**Rising Rates Threaten Companies Acquired in LBO Boom**
**Floating-rate debt protects lenders from Fed rate increases but can lift expenses for borrowers amid rising inflation**
**By Matt Wirz, The Wall Street Journal, April 20, 2022**


**Companies with heavier debt loads can find themselves running short on cash if their interest rates climb alongside wages and other operating expenses. ...U.S. companies borrowed $1.8 trillion in junk-rated loans in 2021...**

**The benchmark rates that most leveraged loans are priced off are expected to rise to around 3% in the next 12 months, up from about 0.50% now, according to Citigroup research. That equates to a $45 billion interest-expense increase on the loans that were issued in 2021 alone...**

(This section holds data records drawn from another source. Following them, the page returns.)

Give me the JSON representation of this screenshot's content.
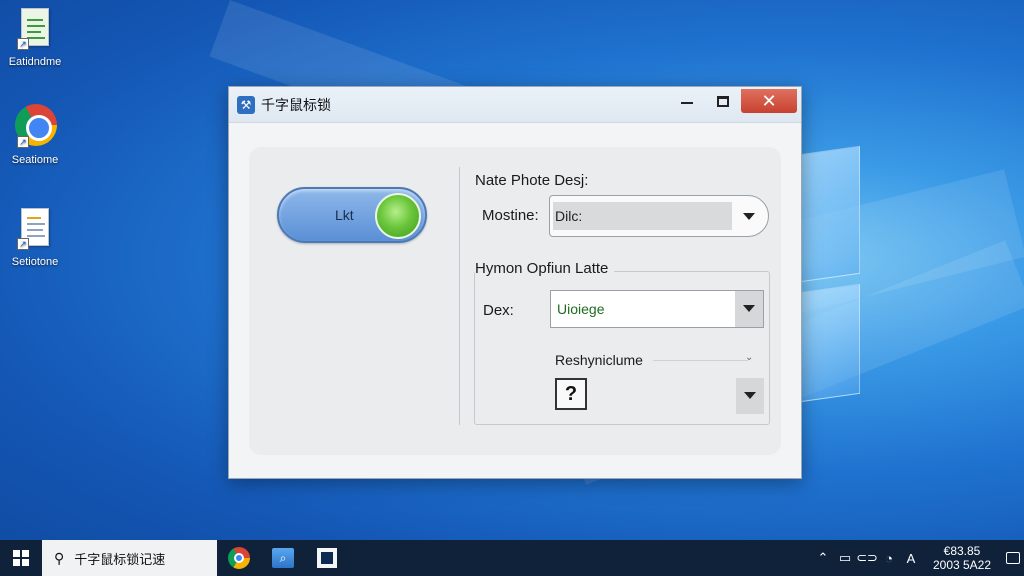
{
  "desktop": {
    "icons": [
      {
        "label": "Eatidndme",
        "icon": "spreadsheet-icon"
      },
      {
        "label": "Seatiome",
        "icon": "chrome-icon"
      },
      {
        "label": "Setiotone",
        "icon": "document-icon"
      }
    ]
  },
  "window": {
    "title": "千字鼠标锁",
    "controls": {
      "minimize": "minimize",
      "maximize": "maximize",
      "close": "✕"
    },
    "toggle": {
      "label": "Lkt",
      "state": "on"
    },
    "top_section": {
      "heading": "Nate Phote Desj:",
      "field_label": "Mostine:",
      "field_value": "Dilc:"
    },
    "group": {
      "legend": "Hymon Opfiun Latte",
      "dex_label": "Dex:",
      "dex_value": "Uioiege",
      "sub_label": "Reshyniclume",
      "help_glyph": "?"
    }
  },
  "taskbar": {
    "search_text": "千字鼠标锁记速",
    "tray": {
      "time": "€83.85",
      "date": "2003 5A22"
    }
  },
  "colors": {
    "toggle_on": "#6bc63c",
    "close_button": "#c8412f",
    "taskbar": "#10213a",
    "dex_text": "#1f6b1f"
  }
}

**Cash flow for most borrowers is about 3½ times their interest expense, according to research by Bank of America, but about 15% of the market generates about 1½ times their interest cost.** [end quote]

This gets down to the nitty-gritty of reading financial statements before buying a stock.

Cash flow is king.

If a company can’t generate the cash flow to cover their interest payments they are at risk for default and bankruptcy. In that case, the owners of the debt would get stiffed, but that’s not likely to be any METARs. However, the stock price would crater…and METARs might own some of the stock.

METARs who own individual stocks, especially “high growth” Saul-type companies that might have borrowed a lot, should check the cash flow to interest expense ratios. Also, check to see the ratings of their debts and whether any of it is floating-rate leveraged loans. (That info might not be available on SEC filings.)



However, the stock price would crater…and METARs might own some of the stock.

Boeing hasn’t reported Q1 yet. As of the end of 2021, equity “improved” to only a negative $15B, vs $58B of debt.